→ WORK INSTRUCTIONS: The lines you return should be those containing the string "rest", taken from the data below.

>>>>>

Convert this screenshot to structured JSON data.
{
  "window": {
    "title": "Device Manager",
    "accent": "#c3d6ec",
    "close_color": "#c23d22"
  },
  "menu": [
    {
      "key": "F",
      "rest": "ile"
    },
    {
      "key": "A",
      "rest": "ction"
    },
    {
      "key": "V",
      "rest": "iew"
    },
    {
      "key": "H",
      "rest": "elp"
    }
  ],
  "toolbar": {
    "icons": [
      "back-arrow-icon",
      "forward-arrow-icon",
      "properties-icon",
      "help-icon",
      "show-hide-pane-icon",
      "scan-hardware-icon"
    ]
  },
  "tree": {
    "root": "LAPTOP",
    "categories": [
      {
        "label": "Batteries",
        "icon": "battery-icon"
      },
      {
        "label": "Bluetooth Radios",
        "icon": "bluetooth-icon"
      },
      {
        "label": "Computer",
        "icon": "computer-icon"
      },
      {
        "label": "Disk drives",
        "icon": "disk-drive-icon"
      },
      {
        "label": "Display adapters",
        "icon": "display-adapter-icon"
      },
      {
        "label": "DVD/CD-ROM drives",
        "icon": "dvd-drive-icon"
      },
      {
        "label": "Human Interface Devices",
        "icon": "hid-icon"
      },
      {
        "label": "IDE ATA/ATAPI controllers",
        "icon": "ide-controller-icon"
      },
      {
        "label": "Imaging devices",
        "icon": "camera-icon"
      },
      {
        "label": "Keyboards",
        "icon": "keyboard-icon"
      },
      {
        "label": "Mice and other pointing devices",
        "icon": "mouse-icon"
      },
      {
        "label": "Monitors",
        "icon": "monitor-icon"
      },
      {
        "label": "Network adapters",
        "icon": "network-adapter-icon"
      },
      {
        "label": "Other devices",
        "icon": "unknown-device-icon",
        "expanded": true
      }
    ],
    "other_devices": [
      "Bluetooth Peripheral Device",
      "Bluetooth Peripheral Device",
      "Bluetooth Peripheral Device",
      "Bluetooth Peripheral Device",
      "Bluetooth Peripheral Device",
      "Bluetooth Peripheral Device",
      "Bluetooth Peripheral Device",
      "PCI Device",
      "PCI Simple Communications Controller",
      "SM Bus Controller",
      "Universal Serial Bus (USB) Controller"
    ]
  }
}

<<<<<

→ EXERCISE OUTPUT:
      "rest": "ile"
      "rest": "ction"
      "rest": "iew"
      "rest": "elp"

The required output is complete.